The chance to help grow the company was the reason a trio of engineers left giant North Sea firms for relative newcomer Katoni Engineering.
Katoni has appointed Calum Martin and Greg Muir to head up the electrical and instrument and controls teams respectively, while Tom Sargent will assist Mr Muir in a senior role, all off the back of new work being awarded.
Mr Martin joins from operator Total, while Mr Muir has left energy services giant Petrofac to take up the new position.
Mr Muir, whose new role is lead controller instrument engineer, said: “One of the things for me was the opportunity to grow something that small.
“When you talk about Petrofac in my case, it’s larger, it’s established and it has its issues so there is an opportunity here to come in at the ground level and grow the company in a direction to produce good engineering results.
“A lot of the time you can come into larger organisations and there’s maybe a few hangers-on, for want of a better word. It’s not always geared towards giving the best engineering solution.”
Mr Martin added: “For me, I was looking for a new challenge at the time. It’s quite unique and it’s exciting because it is one of the most interesting stages of a business where Katoni are just now.”
Katoni specialises in control system work for FPSOs and fixed platforms, with work for Dana Petroleum, Apache and Chevron.
With the industry now emerging from the oil and gas downturn, the firm is one of many aiming to take advantage of new opportunities.
Coming from a large firm like Petrofac, Mr Muir believes smaller, streamlined companies like Katoni will start to take more and more work from big competitors.
He said: “In the last few years of the oil industry it has maybe suited the operators to have more bespoke solutions rather than putting all their eggs in one basket and can be more cost-effective with a variety of options.
“Smaller firms have come through in this time and are taking work away from the bigger ones.
“I think maybe the industry has reached the point now where it has gone as far down as it is going to go and it is starting to come back.
“I think there has been quite a rise in work at Katoni in the last six months. A lot of people are quite new and people do seem to be busy so hopefully that continues.”
Katoni is aiming to grow its structural and piping teams in the coming months and has longer-term plans to recruit in offshore maintenance and construction, as well as potentially adding more to its electrical engineering team.

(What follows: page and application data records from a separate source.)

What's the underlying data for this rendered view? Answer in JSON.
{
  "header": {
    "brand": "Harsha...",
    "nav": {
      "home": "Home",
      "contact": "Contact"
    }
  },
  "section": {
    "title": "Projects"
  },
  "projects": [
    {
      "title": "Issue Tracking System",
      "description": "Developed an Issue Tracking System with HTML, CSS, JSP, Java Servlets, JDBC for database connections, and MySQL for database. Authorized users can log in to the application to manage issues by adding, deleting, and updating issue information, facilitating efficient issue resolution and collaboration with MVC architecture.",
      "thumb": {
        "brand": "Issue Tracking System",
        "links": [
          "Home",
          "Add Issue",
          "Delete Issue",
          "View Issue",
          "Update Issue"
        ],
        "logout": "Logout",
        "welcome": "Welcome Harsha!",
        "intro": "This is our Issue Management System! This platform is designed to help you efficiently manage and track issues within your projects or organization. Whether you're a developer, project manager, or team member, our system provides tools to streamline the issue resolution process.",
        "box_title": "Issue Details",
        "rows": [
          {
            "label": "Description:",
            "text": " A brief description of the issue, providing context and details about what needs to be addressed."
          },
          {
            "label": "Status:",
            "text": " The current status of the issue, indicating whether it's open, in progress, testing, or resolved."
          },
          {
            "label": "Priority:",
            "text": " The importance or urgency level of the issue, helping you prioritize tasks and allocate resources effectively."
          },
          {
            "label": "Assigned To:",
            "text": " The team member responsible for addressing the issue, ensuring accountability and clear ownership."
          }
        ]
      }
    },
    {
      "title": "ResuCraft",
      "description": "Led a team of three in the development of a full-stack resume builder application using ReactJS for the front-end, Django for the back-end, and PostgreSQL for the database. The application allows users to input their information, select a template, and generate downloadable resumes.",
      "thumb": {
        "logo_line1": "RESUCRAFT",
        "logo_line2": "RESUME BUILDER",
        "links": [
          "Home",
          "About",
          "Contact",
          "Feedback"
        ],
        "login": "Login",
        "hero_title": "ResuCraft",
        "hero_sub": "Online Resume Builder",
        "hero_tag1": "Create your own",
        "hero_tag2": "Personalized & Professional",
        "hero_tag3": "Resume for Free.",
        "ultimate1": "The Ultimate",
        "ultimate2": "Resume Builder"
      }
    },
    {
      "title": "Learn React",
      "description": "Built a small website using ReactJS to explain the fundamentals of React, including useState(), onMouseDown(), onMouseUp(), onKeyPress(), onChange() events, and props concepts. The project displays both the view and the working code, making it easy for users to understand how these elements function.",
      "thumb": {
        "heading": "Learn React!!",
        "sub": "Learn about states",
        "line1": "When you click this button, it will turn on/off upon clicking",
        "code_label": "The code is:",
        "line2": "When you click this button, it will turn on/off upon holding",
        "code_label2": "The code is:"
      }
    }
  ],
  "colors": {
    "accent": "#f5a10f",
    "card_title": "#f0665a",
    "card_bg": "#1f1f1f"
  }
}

Mr Martin added: “The great appeal to me was the size of the company and its ambitions for the North Sea and for opportunities overseas.
“We have a couple of guys back from a development in Mexico so that’s a promising market as well for us.”
Katoni has noticed a rise in interest in its services since building up a “track record” of work with operators.
As more work comes in, the Aberdeen-headquartered firm plans to keep recruiting.
It comes while Katoni looks for more work in international markets, as well as focusing on its core North Sea business of maintaining existing assets.
General manager James Bream said: “I guess it is the start of the beginning in some ways.
“We do see the focus of the business being the North Sea because of the requirement for operators to service their existing assets at a lower cost.
“Having the right people is the most important thing.
“Ultimately the reason we picked up work is because we’re really competitive on price and because we’ve got good people in. People know they’re going to get a good output. Unless we deliver brilliant engineering solutions, we don’t have a business so that is the most important part of what we do.
“A reputation takes a long time to build and can be lost very quickly so that’s why we spent so much time making sure we get the right people in, and I think we have those now.”